Her tour included headlining dates with a backing band. His was accompanied by guitars as a supporting act for Dead Horses. After a sparsely attended November 2018 set at Denver’s Lost Lake Lounge, a casual Jaffe told me not to anticipate a HoneyHoney return for “a long, long time.”
It’s wasn’t exactly an obituary notice for this class act known for dark lyrics (“Angel of Death”, “L.A. River”) and frenetic foot-stompers (“Thin Line”, “Let’s Get Wrecked”, “Come on Home”), but signs of life were fading. That was sad news for fans like myself, who followed and wrote about them from their developing years as an opening act for James Morrison and Trampled by Turtles to top-notch headliners in ritzy Beaver Creek, Colorado.
On an early “Unmanageable” podcast they created in July 2020 for Patreon subscribers, the musical couple finally revealed that their onetime romantic relationship “crash-landed several times,” according to Jaffe. They went through what Santo called some “very painful shit” and “now we’re friends again … like our friendship is standing the test of time,” she added. Their working relationship seemed to be saved from irreparable damage when she contributed violin, guitar, and backing vocals (also opening some shows) on a worldwide tour with Hozier in 2018-19.
HoneyHoney’s onstage swan song with drummer Conor Meehan came at a free outdoors show at Levitt Pavilion in Denver on 5 August 2018, though they also played recurring characters who performed to conclude each episode of The Guest Book, a zany but short-lived TBS series in 2017-18. That afternoon freebie in Denver was a rare break from the hiatus they later referred to as “the Great Darkness.” If saying goodbye wasn’t taxing enough emotionally, Santo was physically ill that day, trying to hide her distress “between bouts of puking” while also shedding a few tears.

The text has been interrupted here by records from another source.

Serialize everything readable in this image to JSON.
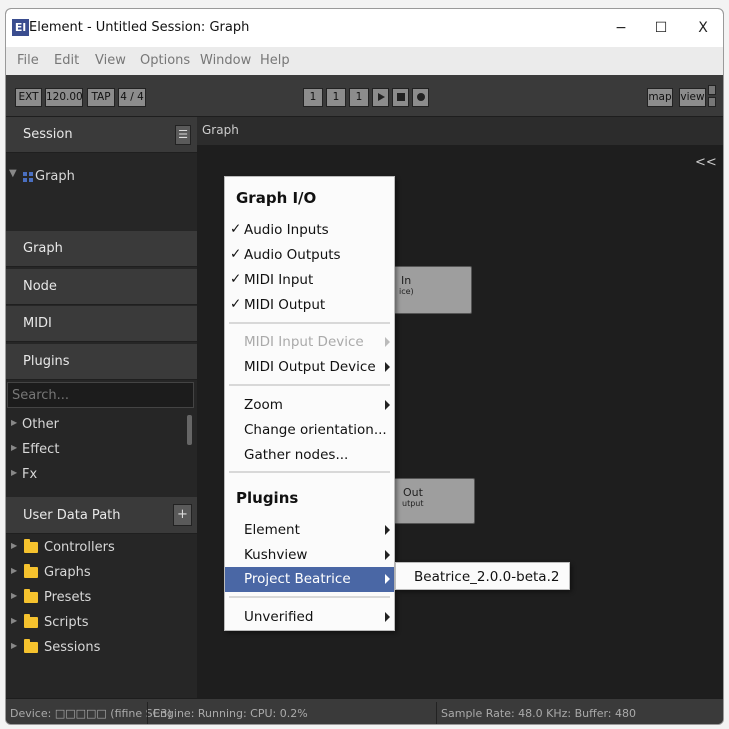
{
  "window": {
    "app_icon": "El",
    "title": "Element - Untitled Session: Graph",
    "minimize": "−",
    "maximize": "☐",
    "close": "X"
  },
  "menubar": [
    "File",
    "Edit",
    "View",
    "Options",
    "Window",
    "Help"
  ],
  "toolbar": {
    "ext": "EXT",
    "tempo": "120.00",
    "tap": "TAP",
    "meter": "4 / 4",
    "counter1": "1",
    "counter2": "1",
    "counter3": "1",
    "play_icon": "play-icon",
    "stop_icon": "stop-icon",
    "record_icon": "record-icon",
    "map": "map",
    "view": "view"
  },
  "sidebar": {
    "session_label": "Session",
    "session_menu_icon": "hamburger-icon",
    "session_tree": [
      {
        "label": "Graph",
        "icon": "grid-icon"
      }
    ],
    "sections": [
      "Graph",
      "Node",
      "MIDI",
      "Plugins"
    ],
    "search_placeholder": "Search...",
    "plugin_categories": [
      "Other",
      "Effect",
      "Fx"
    ],
    "user_data_label": "User Data Path",
    "user_data_add": "+",
    "folders": [
      "Controllers",
      "Graphs",
      "Presets",
      "Scripts",
      "Sessions"
    ]
  },
  "main": {
    "tab_label": "Graph",
    "collapse_button": "<<",
    "nodes": [
      {
        "title": "In",
        "subtitle": "ice)"
      },
      {
        "title": "Out",
        "subtitle": "utput"
      }
    ]
  },
  "context_menu": {
    "section1_title": "Graph I/O",
    "io_items": [
      {
        "check": "✓",
        "label": "Audio Inputs"
      },
      {
        "check": "✓",
        "label": "Audio Outputs"
      },
      {
        "check": "✓",
        "label": "MIDI Input"
      },
      {
        "check": "✓",
        "label": "MIDI Output"
      }
    ],
    "device_items": [
      {
        "label": "MIDI Input Device",
        "enabled": false
      },
      {
        "label": "MIDI Output Device",
        "enabled": true
      }
    ],
    "view_items": [
      "Zoom",
      "Change orientation...",
      "Gather nodes..."
    ],
    "section2_title": "Plugins",
    "plugin_items": [
      "Element",
      "Kushview",
      "Project Beatrice"
    ],
    "selected_item": "Project Beatrice",
    "unverified": "Unverified",
    "submenu_item": "Beatrice_2.0.0-beta.2",
    "colors": {
      "highlight": "#4a67a5",
      "background": "#fbfbfb"
    }
  },
  "statusbar": {
    "device": "Device: □□□□□ (fifine SC3)",
    "engine": "Engine: Running:  CPU: 0.2%",
    "sample": "Sample Rate: 48.0 KHz:  Buffer: 480"
  }
}
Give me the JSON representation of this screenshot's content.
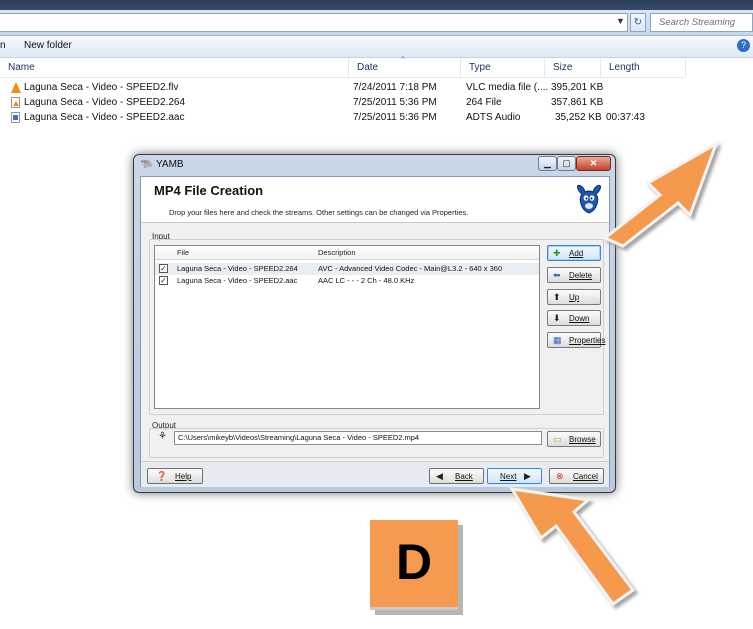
{
  "explorer": {
    "search_placeholder": "Search Streaming",
    "organize_tail": "n",
    "new_folder": "New folder",
    "columns": {
      "name": "Name",
      "date": "Date",
      "type": "Type",
      "size": "Size",
      "length": "Length"
    },
    "files": [
      {
        "name": "Laguna Seca - Video - SPEED2.flv",
        "date": "7/24/2011 7:18 PM",
        "type": "VLC media file (....",
        "size": "395,201 KB",
        "length": "",
        "icon": "vlc-cone-icon"
      },
      {
        "name": "Laguna Seca - Video - SPEED2.264",
        "date": "7/25/2011 5:36 PM",
        "type": "264 File",
        "size": "357,861 KB",
        "length": "",
        "icon": "vlc-file-icon"
      },
      {
        "name": "Laguna Seca - Video - SPEED2.aac",
        "date": "7/25/2011 5:36 PM",
        "type": "ADTS Audio",
        "size": "35,252 KB",
        "length": "00:37:43",
        "icon": "audio-file-icon"
      }
    ]
  },
  "dialog": {
    "window_title": "YAMB",
    "header_title": "MP4 File Creation",
    "header_subtitle": "Drop your files here and check the streams. Other settings can be changed via Properties.",
    "input_label": "Input",
    "list_columns": {
      "file": "File",
      "description": "Description"
    },
    "streams": [
      {
        "file": "Laguna Seca - Video - SPEED2.264",
        "description": "AVC - Advanced Video Codec - Main@L3.2 - 640 x 360",
        "checked": true
      },
      {
        "file": "Laguna Seca - Video - SPEED2.aac",
        "description": "AAC LC -  -  - 2 Ch - 48.0 KHz",
        "checked": true
      }
    ],
    "side_buttons": {
      "add": "Add",
      "delete": "Delete",
      "up": "Up",
      "down": "Down",
      "properties": "Properties"
    },
    "output_label": "Output",
    "output_path": "C:\\Users\\mikeyb\\Videos\\Streaming\\Laguna Seca - Video - SPEED2.mp4",
    "browse": "Browse",
    "footer": {
      "help": "Help",
      "back": "Back",
      "next": "Next",
      "cancel": "Cancel"
    }
  },
  "annotation": {
    "step_letter": "D",
    "arrow_color": "#f59a4e",
    "badge_color": "#f59a4e"
  }
}
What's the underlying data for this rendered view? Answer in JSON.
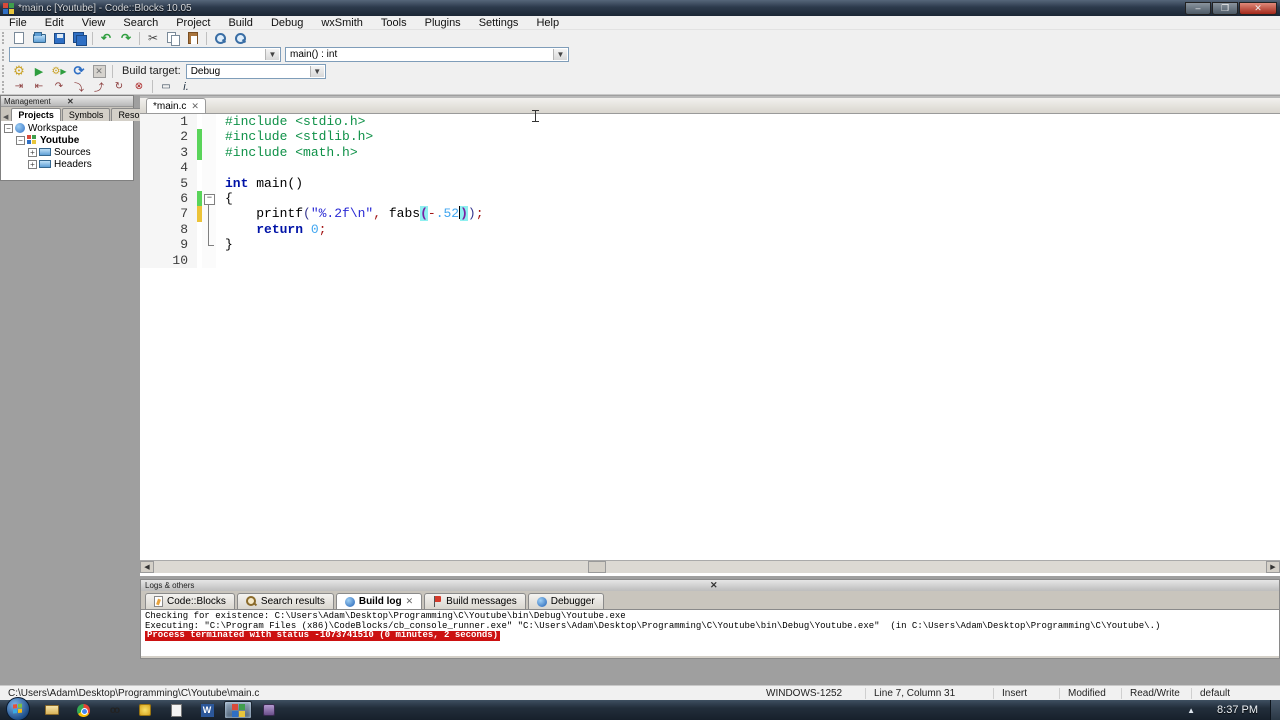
{
  "window": {
    "title": "*main.c [Youtube] - Code::Blocks 10.05",
    "minimize": "–",
    "restore": "❐",
    "close": "✕"
  },
  "menu": {
    "items": [
      "File",
      "Edit",
      "View",
      "Search",
      "Project",
      "Build",
      "Debug",
      "wxSmith",
      "Tools",
      "Plugins",
      "Settings",
      "Help"
    ]
  },
  "toolbars": {
    "scope_combo_value": "",
    "function_combo_value": "main() : int",
    "build_target_label": "Build target:",
    "build_target_value": "Debug",
    "debug_info_glyph": "i."
  },
  "management": {
    "title": "Management",
    "close_glyph": "✕",
    "tabs": [
      {
        "label": "Projects"
      },
      {
        "label": "Symbols"
      },
      {
        "label": "Resou"
      }
    ],
    "tree": [
      {
        "level": 0,
        "icon": "workspace",
        "label": "Workspace",
        "expand": "−",
        "bold": false
      },
      {
        "level": 1,
        "icon": "project",
        "label": "Youtube",
        "expand": "−",
        "bold": true
      },
      {
        "level": 2,
        "icon": "folder",
        "label": "Sources",
        "expand": "+",
        "bold": false
      },
      {
        "level": 2,
        "icon": "folder",
        "label": "Headers",
        "expand": "+",
        "bold": false
      }
    ]
  },
  "editor": {
    "tab_label": "*main.c",
    "tab_close_glyph": "✕",
    "lines": [
      {
        "num": "1",
        "marker": "none",
        "fold": "none",
        "segments": [
          {
            "c": "pre",
            "t": "#include <stdio.h>"
          }
        ]
      },
      {
        "num": "2",
        "marker": "green",
        "fold": "none",
        "segments": [
          {
            "c": "pre",
            "t": "#include <stdlib.h>"
          }
        ]
      },
      {
        "num": "3",
        "marker": "green",
        "fold": "none",
        "segments": [
          {
            "c": "pre",
            "t": "#include <math.h>"
          }
        ]
      },
      {
        "num": "4",
        "marker": "none",
        "fold": "none",
        "segments": []
      },
      {
        "num": "5",
        "marker": "none",
        "fold": "none",
        "segments": [
          {
            "c": "kw",
            "t": "int"
          },
          {
            "c": "txt",
            "t": " main()"
          }
        ]
      },
      {
        "num": "6",
        "marker": "green",
        "fold": "minus",
        "segments": [
          {
            "c": "txt",
            "t": "{"
          }
        ]
      },
      {
        "num": "7",
        "marker": "yellow",
        "fold": "line",
        "segments": [
          {
            "c": "txt",
            "t": "    printf"
          },
          {
            "c": "par",
            "t": "("
          },
          {
            "c": "str",
            "t": "\"%.2f\\n\""
          },
          {
            "c": "op",
            "t": ","
          },
          {
            "c": "txt",
            "t": " fabs"
          },
          {
            "c": "match",
            "t": "("
          },
          {
            "c": "op",
            "t": "-"
          },
          {
            "c": "num",
            "t": ".52"
          },
          {
            "c": "caret",
            "t": ""
          },
          {
            "c": "match",
            "t": ")"
          },
          {
            "c": "par",
            "t": ")"
          },
          {
            "c": "op",
            "t": ";"
          }
        ]
      },
      {
        "num": "8",
        "marker": "none",
        "fold": "line",
        "segments": [
          {
            "c": "txt",
            "t": "    "
          },
          {
            "c": "kw",
            "t": "return"
          },
          {
            "c": "txt",
            "t": " "
          },
          {
            "c": "num",
            "t": "0"
          },
          {
            "c": "op",
            "t": ";"
          }
        ]
      },
      {
        "num": "9",
        "marker": "none",
        "fold": "end",
        "segments": [
          {
            "c": "txt",
            "t": "}"
          }
        ]
      },
      {
        "num": "10",
        "marker": "none",
        "fold": "none",
        "segments": []
      }
    ]
  },
  "logs": {
    "title": "Logs & others",
    "close_glyph": "✕",
    "tabs": [
      {
        "label": "Code::Blocks",
        "icon": "codeblocks-log-icon",
        "selected": false,
        "closable": false
      },
      {
        "label": "Search results",
        "icon": "search-icon",
        "selected": false,
        "closable": false
      },
      {
        "label": "Build log",
        "icon": "gear-icon",
        "selected": true,
        "closable": true
      },
      {
        "label": "Build messages",
        "icon": "flag-icon",
        "selected": false,
        "closable": false
      },
      {
        "label": "Debugger",
        "icon": "debugger-icon",
        "selected": false,
        "closable": false
      }
    ],
    "lines": [
      {
        "style": "normal",
        "text": "Checking for existence: C:\\Users\\Adam\\Desktop\\Programming\\C\\Youtube\\bin\\Debug\\Youtube.exe"
      },
      {
        "style": "normal",
        "text": "Executing: \"C:\\Program Files (x86)\\CodeBlocks/cb_console_runner.exe\" \"C:\\Users\\Adam\\Desktop\\Programming\\C\\Youtube\\bin\\Debug\\Youtube.exe\"  (in C:\\Users\\Adam\\Desktop\\Programming\\C\\Youtube\\.)"
      },
      {
        "style": "error",
        "text": "Process terminated with status -1073741510 (0 minutes, 2 seconds)"
      }
    ]
  },
  "statusbar": {
    "path": "C:\\Users\\Adam\\Desktop\\Programming\\C\\Youtube\\main.c",
    "encoding": "WINDOWS-1252",
    "position": "Line 7, Column 31",
    "insert_mode": "Insert",
    "modified": "Modified",
    "readwrite": "Read/Write",
    "profile": "default"
  },
  "taskbar": {
    "icons": [
      "start",
      "explorer",
      "chrome",
      "recorder",
      "messenger",
      "notepad",
      "word",
      "codeblocks",
      "misc"
    ],
    "tray_arrow": "▲",
    "clock": "8:37 PM"
  },
  "colors": {
    "accent_green_marker": "#5ad45a",
    "accent_yellow_marker": "#ecc338",
    "log_error_bg": "#cc1111",
    "keyword": "#0013a7",
    "preprocessor": "#0f9148",
    "string": "#2a2ad4",
    "number": "#41a6f0",
    "brace_match_bg": "#8ff0f0"
  }
}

“It was a very intense show,” Santo recalls during our interview. “… I was about to join Hozier’s band with no end date in sight. So it was very emotional for both of us, I think it’s safe to say. There were a lot of question marks of what the future looked like for HoneyHoney. So it was very special, very emotional.”
Regardless, they were still my favorite roots singer-songwriter duo, an act that exhibited musical versatility and incredible chemistry that topped my list of Music’s Fantastic 15 of 2015 for the Huffington Post.
If the show must go on, it doesn’t necessarily take two to do so.